He attended commercial college, and then worked as a clerk before becoming a literary columnist for the newspaper Paris-Soir.
He first published poems in the Dadaist magazine Littérature in 1919, and in 1922 he published his first book, Prose Selavy, a collection of surrealistic aphorisms. While on leave in Morocco from his mandatory two years in the French Army, Desnos befriended poet Andre Breton. Together with writers Louis Aragon and Paul Eluard, Breton and Desnos would form the vanguard of literary surrealism.
They practiced a technique known as "automatic writing," and many hailed Desnos as the most accomplished practitioner.
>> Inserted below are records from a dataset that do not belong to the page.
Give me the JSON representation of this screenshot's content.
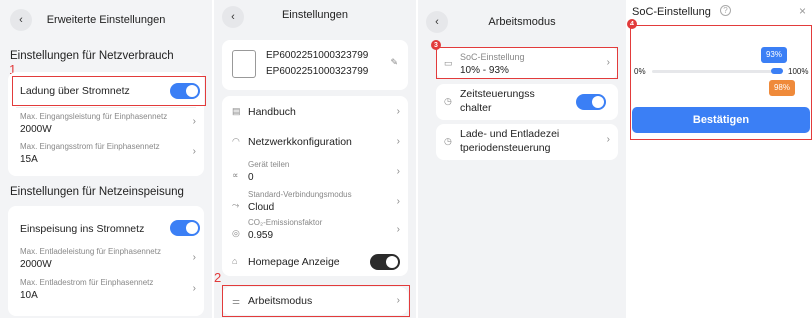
{
  "p1": {
    "title": "Erweiterte Einstellungen",
    "sec1": "Einstellungen für Netzverbrauch",
    "toggle1_label": "Ladung über Stromnetz",
    "in_pow_label": "Max. Eingangsleistung für Einphasennetz",
    "in_pow_val": "2000W",
    "in_cur_label": "Max. Eingangsstrom für Einphasennetz",
    "in_cur_val": "15A",
    "sec2": "Einstellungen für Netzeinspeisung",
    "toggle2_label": "Einspeisung ins Stromnetz",
    "dis_pow_label": "Max. Entladeleistung für Einphasennetz",
    "dis_pow_val": "2000W",
    "dis_cur_label": "Max. Entladestrom für Einphasennetz",
    "dis_cur_val": "10A",
    "marker": "1"
  },
  "p2": {
    "title": "Einstellungen",
    "dev1": "EP6002251000323799",
    "dev2": "EP6002251000323799",
    "handbuch": "Handbuch",
    "netzwerk": "Netzwerkkonfiguration",
    "share_label": "Gerät teilen",
    "share_val": "0",
    "conn_label": "Standard-Verbindungsmodus",
    "conn_val": "Cloud",
    "co2_label": "CO₂-Emissionsfaktor",
    "co2_val": "0.959",
    "home": "Homepage Anzeige",
    "arbeit": "Arbeitsmodus",
    "marker": "2"
  },
  "p3": {
    "title": "Arbeitsmodus",
    "soc_label": "SoC-Einstellung",
    "soc_val": "10% - 93%",
    "zeit1": "Zeitsteuerungss",
    "zeit2": "chalter",
    "lade1": "Lade- und Entladezei",
    "lade2": "tperiodensteuerung",
    "marker": "3"
  },
  "p4": {
    "title": "SoC-Einstellung",
    "help": "?",
    "close": "×",
    "min": "0%",
    "max": "100%",
    "upper": "93%",
    "lower": "98%",
    "confirm": "Bestätigen",
    "marker": "4"
  },
  "colors": {
    "accent": "#3b7ff5",
    "orange": "#ef8a3a",
    "red": "#e23b3b"
  }
}
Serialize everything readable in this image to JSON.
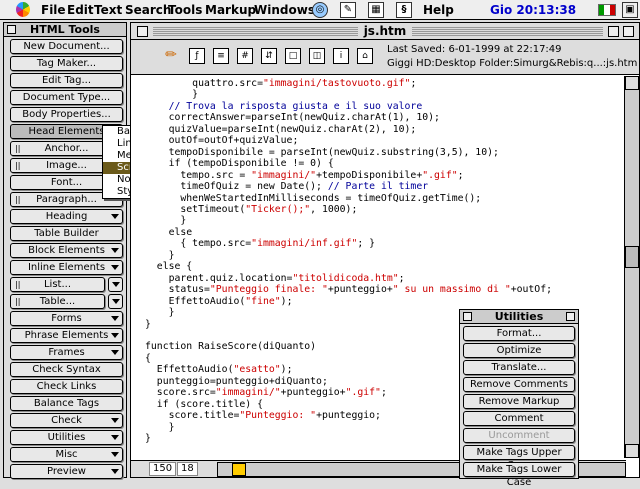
{
  "menubar": {
    "items": [
      "File",
      "Edit",
      "Text",
      "Search",
      "Tools",
      "Markup",
      "Windows",
      "Help"
    ],
    "clock": "Gio 20:13:38"
  },
  "palette": {
    "title": "HTML Tools",
    "buttons": [
      {
        "label": "New Document..."
      },
      {
        "label": "Tag Maker..."
      },
      {
        "label": "Edit Tag..."
      },
      {
        "label": "Document Type..."
      },
      {
        "label": "Body Properties..."
      },
      {
        "label": "Head Elements"
      },
      {
        "label": "Anchor..."
      },
      {
        "label": "Image..."
      },
      {
        "label": "Font..."
      },
      {
        "label": "Paragraph..."
      },
      {
        "label": "Heading"
      },
      {
        "label": "Table Builder"
      },
      {
        "label": "Block Elements"
      },
      {
        "label": "Inline Elements"
      },
      {
        "label": "List..."
      },
      {
        "label": "Table..."
      },
      {
        "label": "Forms"
      },
      {
        "label": "Phrase Elements"
      },
      {
        "label": "Frames"
      },
      {
        "label": "Check Syntax"
      },
      {
        "label": "Check Links"
      },
      {
        "label": "Balance Tags"
      },
      {
        "label": "Check"
      },
      {
        "label": "Utilities"
      },
      {
        "label": "Misc"
      },
      {
        "label": "Preview"
      }
    ]
  },
  "popup": {
    "items": [
      "Base...",
      "Link...",
      "Meta...",
      "Script...",
      "Noscript",
      "Style..."
    ],
    "highlighted": "Script..."
  },
  "window": {
    "title": "js.htm",
    "last_saved": "Last Saved: 6-01-1999 at 22:17:49",
    "path": "Giggi HD:Desktop Folder:Simurg&Rebis:q...:js.htm",
    "status_line": "150",
    "status_col": "18"
  },
  "code_lines": [
    "        quattro.src=\"immagini/tastovuoto.gif\";",
    "        }",
    "    // Trova la risposta giusta e il suo valore",
    "    correctAnswer=parseInt(newQuiz.charAt(1), 10);",
    "    quizValue=parseInt(newQuiz.charAt(2), 10);",
    "    outOf=outOf+quizValue;",
    "    tempoDisponibile = parseInt(newQuiz.substring(3,5), 10);",
    "    if (tempoDisponibile != 0) {",
    "      tempo.src = \"immagini/\"+tempoDisponibile+\".gif\";",
    "      timeOfQuiz = new Date(); // Parte il timer",
    "      whenWeStartedInMilliseconds = timeOfQuiz.getTime();",
    "      setTimeout(\"Ticker();\", 1000);",
    "      }",
    "    else",
    "      { tempo.src=\"immagini/inf.gif\"; }",
    "    }",
    "  else {",
    "    parent.quiz.location=\"titolidicoda.htm\";",
    "    status=\"Punteggio finale: \"+punteggio+\" su un massimo di \"+outOf;",
    "    EffettoAudio(\"fine\");",
    "    }",
    "}",
    "",
    "function RaiseScore(diQuanto)",
    "{",
    "  EffettoAudio(\"esatto\");",
    "  punteggio=punteggio+diQuanto;",
    "  score.src=\"immagini/\"+punteggio+\".gif\";",
    "  if (score.title) {",
    "    score.title=\"Punteggio: \"+punteggio;",
    "    }",
    "}"
  ],
  "utilities": {
    "title": "Utilities",
    "buttons": [
      {
        "label": "Format...",
        "enabled": true
      },
      {
        "label": "Optimize",
        "enabled": true
      },
      {
        "label": "Translate...",
        "enabled": true
      },
      {
        "label": "Remove Comments",
        "enabled": true
      },
      {
        "label": "Remove Markup",
        "enabled": true
      },
      {
        "label": "Comment",
        "enabled": true
      },
      {
        "label": "Uncomment",
        "enabled": false
      },
      {
        "label": "Make Tags Upper Case",
        "enabled": true
      },
      {
        "label": "Make Tags Lower Case",
        "enabled": true
      }
    ]
  },
  "colors": {
    "string": "#cc0000",
    "comment": "#000099",
    "popup_highlight": "#6b5a1a"
  }
}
Breton, in the Manifesto of Surrealism, 1924, singled out Desnos for par ...
I Have Dreamed Of You So Much
I have dreamed of you so much that you are no longer real.
Is there still time for me to reach your breathing body, to kiss your mouth and make
your dear voice come alive again?
I have dreamed of you so much that my arms, grown used to being crossed on my
chest as I hugged your shadow, would perhaps not bend to the shape of your body.
For faced with the real form of what has haunted me and governed me for so many
days and years, I would surely become a shadow.
O scales of feeling.
I have dreamed of you so much that surely there is no more time for me to wake up.
I sleep on my feet prey to all the forms of life and love, and you, the only one who
counts for me today, I can no more touch your face and lips than touch the lips and
face of some passerby.
I have dreamed of you so much, have walked so much, talked so much, slept so much
with your phantom, that perhaps the only thing left for me is to become a phantom
among phantoms, a shadow a hundred times more shadow than the shadow the
moves and goes on moving, brightly, over the sundial of your life.